* _EXERCISE INSTRUCTIONS_
Copy out the entries that follow, exactly as written.
======== SUPPLIED RECORDS ========
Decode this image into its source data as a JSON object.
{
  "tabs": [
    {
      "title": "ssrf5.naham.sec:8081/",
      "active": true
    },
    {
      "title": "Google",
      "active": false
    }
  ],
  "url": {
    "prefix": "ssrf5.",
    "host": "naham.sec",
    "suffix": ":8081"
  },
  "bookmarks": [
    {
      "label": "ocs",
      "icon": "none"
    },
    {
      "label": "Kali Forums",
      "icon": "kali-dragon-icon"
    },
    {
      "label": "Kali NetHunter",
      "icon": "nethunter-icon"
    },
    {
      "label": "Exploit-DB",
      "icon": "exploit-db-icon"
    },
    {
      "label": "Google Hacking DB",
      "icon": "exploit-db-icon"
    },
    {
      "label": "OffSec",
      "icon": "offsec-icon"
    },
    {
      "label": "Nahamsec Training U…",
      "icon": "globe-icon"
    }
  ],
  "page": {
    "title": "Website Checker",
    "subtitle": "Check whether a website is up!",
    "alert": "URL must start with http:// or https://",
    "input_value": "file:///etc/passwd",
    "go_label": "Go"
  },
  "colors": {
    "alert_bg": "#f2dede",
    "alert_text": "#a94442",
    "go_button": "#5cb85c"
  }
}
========
* _YOUR RESPONSE_
Decode this image into its source data as a JSON object.
{
  "tabs": [
    {
      "title": "ssrf5.naham.sec:8081/",
      "active": true
    },
    {
      "title": "Google",
      "active": false
    }
  ],
  "url": {
    "prefix": "ssrf5.",
    "host": "naham.sec",
    "suffix": ":8081"
  },
  "bookmarks": [
    {
      "label": "ocs",
      "icon": "none"
    },
    {
      "label": "Kali Forums",
      "icon": "kali-dragon-icon"
    },
    {
      "label": "Kali NetHunter",
      "icon": "nethunter-icon"
    },
    {
      "label": "Exploit-DB",
      "icon": "exploit-db-icon"
    },
    {
      "label": "Google Hacking DB",
      "icon": "exploit-db-icon"
    },
    {
      "label": "OffSec",
      "icon": "offsec-icon"
    },
    {
      "label": "Nahamsec Training U…",
      "icon": "globe-icon"
    }
  ],
  "page": {
    "title": "Website Checker",
    "subtitle": "Check whether a website is up!",
    "alert": "URL must start with http:// or https://",
    "input_value": "file:///etc/passwd",
    "go_label": "Go"
  },
  "colors": {
    "alert_bg": "#f2dede",
    "alert_text": "#a94442",
    "go_button": "#5cb85c"
  }
}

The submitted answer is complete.